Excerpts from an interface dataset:
• • • •

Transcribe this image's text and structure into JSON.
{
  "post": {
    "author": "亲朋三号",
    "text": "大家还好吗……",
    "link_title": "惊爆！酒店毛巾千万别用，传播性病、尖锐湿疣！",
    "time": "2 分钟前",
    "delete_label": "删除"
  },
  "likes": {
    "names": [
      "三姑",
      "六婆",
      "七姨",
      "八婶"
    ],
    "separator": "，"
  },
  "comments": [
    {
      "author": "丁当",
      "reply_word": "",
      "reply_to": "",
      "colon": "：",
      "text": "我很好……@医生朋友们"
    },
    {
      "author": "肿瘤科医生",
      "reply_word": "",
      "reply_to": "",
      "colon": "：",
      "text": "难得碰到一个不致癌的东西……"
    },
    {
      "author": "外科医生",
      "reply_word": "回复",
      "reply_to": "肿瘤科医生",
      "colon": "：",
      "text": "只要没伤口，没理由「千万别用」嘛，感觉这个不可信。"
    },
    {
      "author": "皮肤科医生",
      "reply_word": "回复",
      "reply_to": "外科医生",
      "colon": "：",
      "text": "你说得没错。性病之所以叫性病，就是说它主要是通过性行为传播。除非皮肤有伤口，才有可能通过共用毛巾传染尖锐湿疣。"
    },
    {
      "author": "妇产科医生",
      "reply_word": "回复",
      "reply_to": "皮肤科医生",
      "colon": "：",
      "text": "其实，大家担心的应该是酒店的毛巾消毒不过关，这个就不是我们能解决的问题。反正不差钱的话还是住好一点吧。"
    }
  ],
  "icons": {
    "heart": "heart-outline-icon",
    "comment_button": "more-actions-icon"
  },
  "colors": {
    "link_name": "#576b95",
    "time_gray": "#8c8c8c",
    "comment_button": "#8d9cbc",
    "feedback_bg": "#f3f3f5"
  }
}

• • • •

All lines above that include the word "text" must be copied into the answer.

RESULT FOR THIS EXERCISE:
Transcribe this image's text and structure into JSON.
    "text": "大家还好吗……",
      "text": "我很好……@医生朋友们"
      "text": "难得碰到一个不致癌的东西……"
      "text": "只要没伤口，没理由「千万别用」嘛，感觉这个不可信。"
      "text": "你说得没错。性病之所以叫性病，就是说它主要是通过性行为传播。除非皮肤有伤口，才有可能通过共用毛巾传染尖锐湿疣。"
      "text": "其实，大家担心的应该是酒店的毛巾消毒不过关，这个就不是我们能解决的问题。反正不差钱的话还是住好一点吧。"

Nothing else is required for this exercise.